_Problem details:_ Give the records again, word for word.

_Source material:_
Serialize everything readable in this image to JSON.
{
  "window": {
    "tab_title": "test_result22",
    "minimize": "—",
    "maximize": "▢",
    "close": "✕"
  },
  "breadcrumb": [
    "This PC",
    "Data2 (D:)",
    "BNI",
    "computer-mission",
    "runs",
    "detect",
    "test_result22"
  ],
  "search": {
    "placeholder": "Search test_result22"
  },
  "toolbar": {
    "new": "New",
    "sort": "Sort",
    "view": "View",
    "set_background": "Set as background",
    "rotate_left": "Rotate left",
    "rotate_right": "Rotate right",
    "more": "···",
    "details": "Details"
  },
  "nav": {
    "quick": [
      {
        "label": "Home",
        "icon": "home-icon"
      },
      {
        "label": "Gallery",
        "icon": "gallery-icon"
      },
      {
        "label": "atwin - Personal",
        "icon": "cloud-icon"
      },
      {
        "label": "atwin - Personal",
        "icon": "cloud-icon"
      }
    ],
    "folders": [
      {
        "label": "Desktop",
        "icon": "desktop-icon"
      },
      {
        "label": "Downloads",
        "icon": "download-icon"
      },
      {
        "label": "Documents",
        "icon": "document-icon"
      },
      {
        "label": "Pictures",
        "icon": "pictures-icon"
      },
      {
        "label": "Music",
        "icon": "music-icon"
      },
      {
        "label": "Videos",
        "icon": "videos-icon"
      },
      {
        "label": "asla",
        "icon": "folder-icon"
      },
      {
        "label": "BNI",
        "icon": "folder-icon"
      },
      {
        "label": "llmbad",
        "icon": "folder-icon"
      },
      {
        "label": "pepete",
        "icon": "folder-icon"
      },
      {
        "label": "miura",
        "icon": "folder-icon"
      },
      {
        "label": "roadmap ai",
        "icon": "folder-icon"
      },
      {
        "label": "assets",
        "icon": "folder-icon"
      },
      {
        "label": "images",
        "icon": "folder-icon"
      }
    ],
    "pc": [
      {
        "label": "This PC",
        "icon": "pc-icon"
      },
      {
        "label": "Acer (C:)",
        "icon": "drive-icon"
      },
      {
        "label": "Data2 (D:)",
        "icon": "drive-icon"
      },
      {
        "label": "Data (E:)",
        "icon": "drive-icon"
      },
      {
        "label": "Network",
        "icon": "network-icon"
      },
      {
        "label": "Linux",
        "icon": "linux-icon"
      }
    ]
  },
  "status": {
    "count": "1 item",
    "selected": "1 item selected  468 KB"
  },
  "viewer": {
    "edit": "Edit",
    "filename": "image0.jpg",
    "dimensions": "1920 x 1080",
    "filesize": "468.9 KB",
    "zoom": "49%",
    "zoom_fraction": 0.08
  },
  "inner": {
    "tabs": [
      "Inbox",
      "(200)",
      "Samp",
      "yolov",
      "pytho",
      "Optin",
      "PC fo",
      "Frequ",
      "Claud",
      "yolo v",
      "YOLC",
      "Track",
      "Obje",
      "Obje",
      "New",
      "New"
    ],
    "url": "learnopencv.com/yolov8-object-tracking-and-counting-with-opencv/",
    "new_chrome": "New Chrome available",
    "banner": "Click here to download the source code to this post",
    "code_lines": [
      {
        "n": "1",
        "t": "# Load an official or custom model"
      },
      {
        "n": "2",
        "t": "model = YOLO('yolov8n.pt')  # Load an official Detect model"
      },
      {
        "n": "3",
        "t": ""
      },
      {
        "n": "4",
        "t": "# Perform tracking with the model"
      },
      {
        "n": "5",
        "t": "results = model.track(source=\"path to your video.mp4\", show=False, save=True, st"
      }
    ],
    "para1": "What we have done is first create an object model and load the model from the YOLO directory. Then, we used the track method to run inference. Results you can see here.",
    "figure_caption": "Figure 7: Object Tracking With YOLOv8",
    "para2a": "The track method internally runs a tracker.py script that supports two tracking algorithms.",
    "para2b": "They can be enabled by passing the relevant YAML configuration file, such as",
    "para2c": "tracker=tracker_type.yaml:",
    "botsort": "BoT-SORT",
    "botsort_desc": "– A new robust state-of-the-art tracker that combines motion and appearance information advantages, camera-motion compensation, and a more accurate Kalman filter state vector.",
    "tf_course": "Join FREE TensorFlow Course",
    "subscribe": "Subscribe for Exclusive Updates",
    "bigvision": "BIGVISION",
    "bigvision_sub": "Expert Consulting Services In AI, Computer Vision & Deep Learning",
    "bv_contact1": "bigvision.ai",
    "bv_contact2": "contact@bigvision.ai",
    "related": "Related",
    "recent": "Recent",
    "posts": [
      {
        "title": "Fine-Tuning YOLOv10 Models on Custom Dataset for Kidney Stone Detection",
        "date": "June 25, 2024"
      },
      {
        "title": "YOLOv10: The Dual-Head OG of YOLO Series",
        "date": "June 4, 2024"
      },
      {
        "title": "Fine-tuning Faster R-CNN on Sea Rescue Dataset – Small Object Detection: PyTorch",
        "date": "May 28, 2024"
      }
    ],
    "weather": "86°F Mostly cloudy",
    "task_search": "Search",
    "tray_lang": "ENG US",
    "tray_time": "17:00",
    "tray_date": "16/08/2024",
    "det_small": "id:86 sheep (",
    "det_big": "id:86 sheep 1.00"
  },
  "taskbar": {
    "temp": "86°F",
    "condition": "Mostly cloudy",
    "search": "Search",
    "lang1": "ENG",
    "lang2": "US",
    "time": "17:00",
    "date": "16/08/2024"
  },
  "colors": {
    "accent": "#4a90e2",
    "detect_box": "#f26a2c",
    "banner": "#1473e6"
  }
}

_Completed exercise:_
Serialize everything readable in this image to JSON.
{
  "window": {
    "tab_title": "test_result22",
    "minimize": "—",
    "maximize": "▢",
    "close": "✕"
  },
  "breadcrumb": [
    "This PC",
    "Data2 (D:)",
    "BNI",
    "computer-mission",
    "runs",
    "detect",
    "test_result22"
  ],
  "search": {
    "placeholder": "Search test_result22"
  },
  "toolbar": {
    "new": "New",
    "sort": "Sort",
    "view": "View",
    "set_background": "Set as background",
    "rotate_left": "Rotate left",
    "rotate_right": "Rotate right",
    "more": "···",
    "details": "Details"
  },
  "nav": {
    "quick": [
      {
        "label": "Home",
        "icon": "home-icon"
      },
      {
        "label": "Gallery",
        "icon": "gallery-icon"
      },
      {
        "label": "atwin - Personal",
        "icon": "cloud-icon"
      },
      {
        "label": "atwin - Personal",
        "icon": "cloud-icon"
      }
    ],
    "folders": [
      {
        "label": "Desktop",
        "icon": "desktop-icon"
      },
      {
        "label": "Downloads",
        "icon": "download-icon"
      },
      {
        "label": "Documents",
        "icon": "document-icon"
      },
      {
        "label": "Pictures",
        "icon": "pictures-icon"
      },
      {
        "label": "Music",
        "icon": "music-icon"
      },
      {
        "label": "Videos",
        "icon": "videos-icon"
      },
      {
        "label": "asla",
        "icon": "folder-icon"
      },
      {
        "label": "BNI",
        "icon": "folder-icon"
      },
      {
        "label": "llmbad",
        "icon": "folder-icon"
      },
      {
        "label": "pepete",
        "icon": "folder-icon"
      },
      {
        "label": "miura",
        "icon": "folder-icon"
      },
      {
        "label": "roadmap ai",
        "icon": "folder-icon"
      },
      {
        "label": "assets",
        "icon": "folder-icon"
      },
      {
        "label": "images",
        "icon": "folder-icon"
      }
    ],
    "pc": [
      {
        "label": "This PC",
        "icon": "pc-icon"
      },
      {
        "label": "Acer (C:)",
        "icon": "drive-icon"
      },
      {
        "label": "Data2 (D:)",
        "icon": "drive-icon"
      },
      {
        "label": "Data (E:)",
        "icon": "drive-icon"
      },
      {
        "label": "Network",
        "icon": "network-icon"
      },
      {
        "label": "Linux",
        "icon": "linux-icon"
      }
    ]
  },
  "status": {
    "count": "1 item",
    "selected": "1 item selected  468 KB"
  },
  "viewer": {
    "edit": "Edit",
    "filename": "image0.jpg",
    "dimensions": "1920 x 1080",
    "filesize": "468.9 KB",
    "zoom": "49%",
    "zoom_fraction": 0.08
  },
  "inner": {
    "tabs": [
      "Inbox",
      "(200)",
      "Samp",
      "yolov",
      "pytho",
      "Optin",
      "PC fo",
      "Frequ",
      "Claud",
      "yolo v",
      "YOLC",
      "Track",
      "Obje",
      "Obje",
      "New",
      "New"
    ],
    "url": "learnopencv.com/yolov8-object-tracking-and-counting-with-opencv/",
    "new_chrome": "New Chrome available",
    "banner": "Click here to download the source code to this post",
    "code_lines": [
      {
        "n": "1",
        "t": "# Load an official or custom model"
      },
      {
        "n": "2",
        "t": "model = YOLO('yolov8n.pt')  # Load an official Detect model"
      },
      {
        "n": "3",
        "t": ""
      },
      {
        "n": "4",
        "t": "# Perform tracking with the model"
      },
      {
        "n": "5",
        "t": "results = model.track(source=\"path to your video.mp4\", show=False, save=True, st"
      }
    ],
    "para1": "What we have done is first create an object model and load the model from the YOLO directory. Then, we used the track method to run inference. Results you can see here.",
    "figure_caption": "Figure 7: Object Tracking With YOLOv8",
    "para2a": "The track method internally runs a tracker.py script that supports two tracking algorithms.",
    "para2b": "They can be enabled by passing the relevant YAML configuration file, such as",
    "para2c": "tracker=tracker_type.yaml:",
    "botsort": "BoT-SORT",
    "botsort_desc": "– A new robust state-of-the-art tracker that combines motion and appearance information advantages, camera-motion compensation, and a more accurate Kalman filter state vector.",
    "tf_course": "Join FREE TensorFlow Course",
    "subscribe": "Subscribe for Exclusive Updates",
    "bigvision": "BIGVISION",
    "bigvision_sub": "Expert Consulting Services In AI, Computer Vision & Deep Learning",
    "bv_contact1": "bigvision.ai",
    "bv_contact2": "contact@bigvision.ai",
    "related": "Related",
    "recent": "Recent",
    "posts": [
      {
        "title": "Fine-Tuning YOLOv10 Models on Custom Dataset for Kidney Stone Detection",
        "date": "June 25, 2024"
      },
      {
        "title": "YOLOv10: The Dual-Head OG of YOLO Series",
        "date": "June 4, 2024"
      },
      {
        "title": "Fine-tuning Faster R-CNN on Sea Rescue Dataset – Small Object Detection: PyTorch",
        "date": "May 28, 2024"
      }
    ],
    "weather": "86°F Mostly cloudy",
    "task_search": "Search",
    "tray_lang": "ENG US",
    "tray_time": "17:00",
    "tray_date": "16/08/2024",
    "det_small": "id:86 sheep (",
    "det_big": "id:86 sheep 1.00"
  },
  "taskbar": {
    "temp": "86°F",
    "condition": "Mostly cloudy",
    "search": "Search",
    "lang1": "ENG",
    "lang2": "US",
    "time": "17:00",
    "date": "16/08/2024"
  },
  "colors": {
    "accent": "#4a90e2",
    "detect_box": "#f26a2c",
    "banner": "#1473e6"
  }
}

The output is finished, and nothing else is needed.